RECORDED DATA Block Start

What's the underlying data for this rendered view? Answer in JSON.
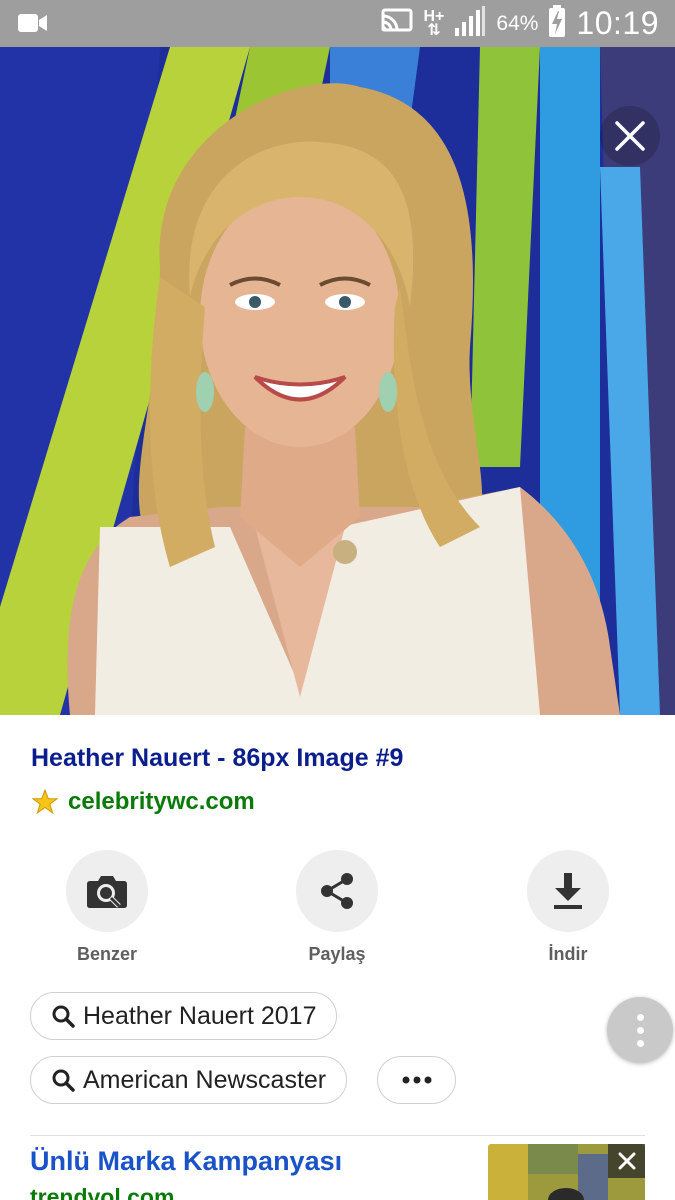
{
  "status_bar": {
    "network": "H+",
    "battery": "64%",
    "time": "10:19"
  },
  "result": {
    "title": "Heather Nauert - 86px Image #9",
    "domain": "celebritywc.com"
  },
  "actions": [
    {
      "label": "Benzer",
      "icon": "camera-search-icon"
    },
    {
      "label": "Paylaş",
      "icon": "share-icon"
    },
    {
      "label": "İndir",
      "icon": "download-icon"
    }
  ],
  "related_searches": [
    {
      "label": "Heather Nauert 2017"
    },
    {
      "label": "American Newscaster"
    }
  ],
  "ad": {
    "title": "Ünlü Marka Kampanyası",
    "domain": "trendyol.com"
  }
}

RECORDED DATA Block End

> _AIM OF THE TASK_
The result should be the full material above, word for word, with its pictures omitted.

> _SOLUTION TO THE EXERCISE_
What's the underlying data for this rendered view? Answer in JSON.
{
  "status_bar": {
    "network": "H+",
    "battery": "64%",
    "time": "10:19"
  },
  "result": {
    "title": "Heather Nauert - 86px Image #9",
    "domain": "celebritywc.com"
  },
  "actions": [
    {
      "label": "Benzer",
      "icon": "camera-search-icon"
    },
    {
      "label": "Paylaş",
      "icon": "share-icon"
    },
    {
      "label": "İndir",
      "icon": "download-icon"
    }
  ],
  "related_searches": [
    {
      "label": "Heather Nauert 2017"
    },
    {
      "label": "American Newscaster"
    }
  ],
  "ad": {
    "title": "Ünlü Marka Kampanyası",
    "domain": "trendyol.com"
  }
}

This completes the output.